I can imagine groups of kids hanging out in the arcade. One of the boys is showing off to his girl friend, or better, one of the girls is showing up the boys. They have practiced and have learned the response of a particular game and how it is set up. Once learned, it is possible to get 20 hits out of 20 shots. Difficult, but still possible. I have been able to time a shot, aimed at the ground, to coincide with the exact instant the bear emerges from the forest. The light from behind the shooter will strike the photocell at that instant, appearing to be the light from the gun. It scores the same as a hit.

When setting up the game in a location, I turn the motor off on the target. I can then shoot at a stationary target and test to see if I can get 20 hits for 20 shots. If I can, then the game is ready to be played. Occasionally I will find the contact track has oxidized and is not making reliable contact. I use non-metallic steel wool, the 3M pads, to clean off the oxidation and then spray the rails with contact cleaner that contains silicons and a Teflon lubricant. While I have no direct evidence that it helps, my hope is that the lubricating properties will prevent rapid oxidation.

Assembling and Testing

It was time to put the whole thing together and try it out.

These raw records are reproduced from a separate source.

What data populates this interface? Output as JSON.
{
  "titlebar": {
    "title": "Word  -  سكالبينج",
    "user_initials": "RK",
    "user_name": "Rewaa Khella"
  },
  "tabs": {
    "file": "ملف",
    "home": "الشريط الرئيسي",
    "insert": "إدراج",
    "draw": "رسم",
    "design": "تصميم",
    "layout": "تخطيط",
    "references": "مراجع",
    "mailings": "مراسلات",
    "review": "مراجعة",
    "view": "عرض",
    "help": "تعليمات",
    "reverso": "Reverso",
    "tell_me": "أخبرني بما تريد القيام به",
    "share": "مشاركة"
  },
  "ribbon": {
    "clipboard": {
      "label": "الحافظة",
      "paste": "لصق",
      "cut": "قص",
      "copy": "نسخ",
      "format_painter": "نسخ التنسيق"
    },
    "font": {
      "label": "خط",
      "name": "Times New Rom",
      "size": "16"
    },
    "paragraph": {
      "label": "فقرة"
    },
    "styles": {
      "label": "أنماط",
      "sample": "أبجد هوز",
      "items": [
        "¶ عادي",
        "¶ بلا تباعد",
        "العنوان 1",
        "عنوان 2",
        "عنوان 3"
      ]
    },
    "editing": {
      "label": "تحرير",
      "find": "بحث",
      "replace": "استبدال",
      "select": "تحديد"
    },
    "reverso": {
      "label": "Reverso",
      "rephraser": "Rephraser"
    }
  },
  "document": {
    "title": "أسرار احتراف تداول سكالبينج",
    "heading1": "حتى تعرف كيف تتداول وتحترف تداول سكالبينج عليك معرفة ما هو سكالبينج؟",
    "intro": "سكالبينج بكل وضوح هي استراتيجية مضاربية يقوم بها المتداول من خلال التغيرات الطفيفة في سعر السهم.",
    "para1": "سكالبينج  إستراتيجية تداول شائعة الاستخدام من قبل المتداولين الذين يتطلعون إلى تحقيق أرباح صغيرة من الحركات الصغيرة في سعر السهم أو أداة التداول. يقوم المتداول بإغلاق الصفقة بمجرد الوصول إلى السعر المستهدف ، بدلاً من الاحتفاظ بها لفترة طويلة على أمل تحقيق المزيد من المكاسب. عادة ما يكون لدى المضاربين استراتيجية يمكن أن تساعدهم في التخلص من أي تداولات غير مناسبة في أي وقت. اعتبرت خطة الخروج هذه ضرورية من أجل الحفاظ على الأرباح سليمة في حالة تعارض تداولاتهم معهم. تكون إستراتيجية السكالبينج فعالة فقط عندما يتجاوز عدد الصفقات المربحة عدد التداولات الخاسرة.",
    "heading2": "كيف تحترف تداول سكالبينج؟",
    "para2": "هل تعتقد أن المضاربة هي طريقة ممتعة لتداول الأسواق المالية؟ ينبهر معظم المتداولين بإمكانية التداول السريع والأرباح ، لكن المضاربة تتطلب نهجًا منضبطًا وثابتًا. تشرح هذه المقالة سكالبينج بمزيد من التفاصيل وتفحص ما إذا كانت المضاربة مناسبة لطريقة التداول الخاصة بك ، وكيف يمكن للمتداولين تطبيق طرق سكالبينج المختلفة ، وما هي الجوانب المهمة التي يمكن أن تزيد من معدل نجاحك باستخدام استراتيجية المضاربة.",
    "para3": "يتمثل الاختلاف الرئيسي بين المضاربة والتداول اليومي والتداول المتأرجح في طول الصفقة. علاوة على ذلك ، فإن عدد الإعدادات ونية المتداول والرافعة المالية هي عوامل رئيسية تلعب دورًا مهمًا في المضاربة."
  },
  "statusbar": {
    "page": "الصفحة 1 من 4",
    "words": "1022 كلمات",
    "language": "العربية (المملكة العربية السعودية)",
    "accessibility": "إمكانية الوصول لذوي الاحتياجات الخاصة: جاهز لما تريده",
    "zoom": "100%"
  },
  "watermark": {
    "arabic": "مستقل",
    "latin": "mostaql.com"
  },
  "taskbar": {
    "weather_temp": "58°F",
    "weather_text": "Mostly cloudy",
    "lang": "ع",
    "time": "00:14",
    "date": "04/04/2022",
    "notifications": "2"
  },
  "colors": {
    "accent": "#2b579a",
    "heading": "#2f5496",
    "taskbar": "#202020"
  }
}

I put the track into the cabinet and placed the bear on the track. I put the amplifier under the track and connected the wires to the track, the gun console, and the rifle. I turned it on. It did not accept coins.

The coin slide mechanism pushes and then pulls a regular switch. The switch closed one set of contacts during the coin sliding, but opened another set to the coin motor to prevent multiple slides per coin. One of these anti-cheat switches was bad so the motor would not run, establishing the first credit. I replaced the switch and things seemed to work.


Now the coins are accepted and the bear runs around. However shots were not detected. I contacted another GameRoom magazine contributor and advertiser, Bill Bickers. He writes helpful articles on jukeboxes and offered to help readers with jukebox problems. I figured this was a Seeburg, a jukebox manufacturer, so I gave him a call. He was very helpful and led me to a soldering problem on one of the tube sockets.

It finally works! I was so excited about the bear running around, I missed every single shot! My children heard the mechanical racket and came running, demanding their turn. That poor bear did not know which way to turn!

Some minor adjustments were still necessary. The shot count missed from time to time, so I adjusted the count wheel. The light in the bear's head did not shine when the bear was hit, but a quick check showed a loose wire. Finally, the trigger seemed to stick when little fingers held it close to the trigger guard. A quick mechanical adjustment and it felt just right. The game has provided many a happy hour of entertainment ever since.

There are more adjustments that affect the way the game is played and the sounds it makes. For example, the ratchets that hold the bear in place on the track while it turns can be adjusted to make little noise. The adjustments on the amplifier and gun stand can affect how often you will have false hits or even misses. All this fine tuning is beyond the scope of this restoration article. Many of the techniques have been learned as I restore more and more of these games and are complicated to imlement and even more comlicated to explain.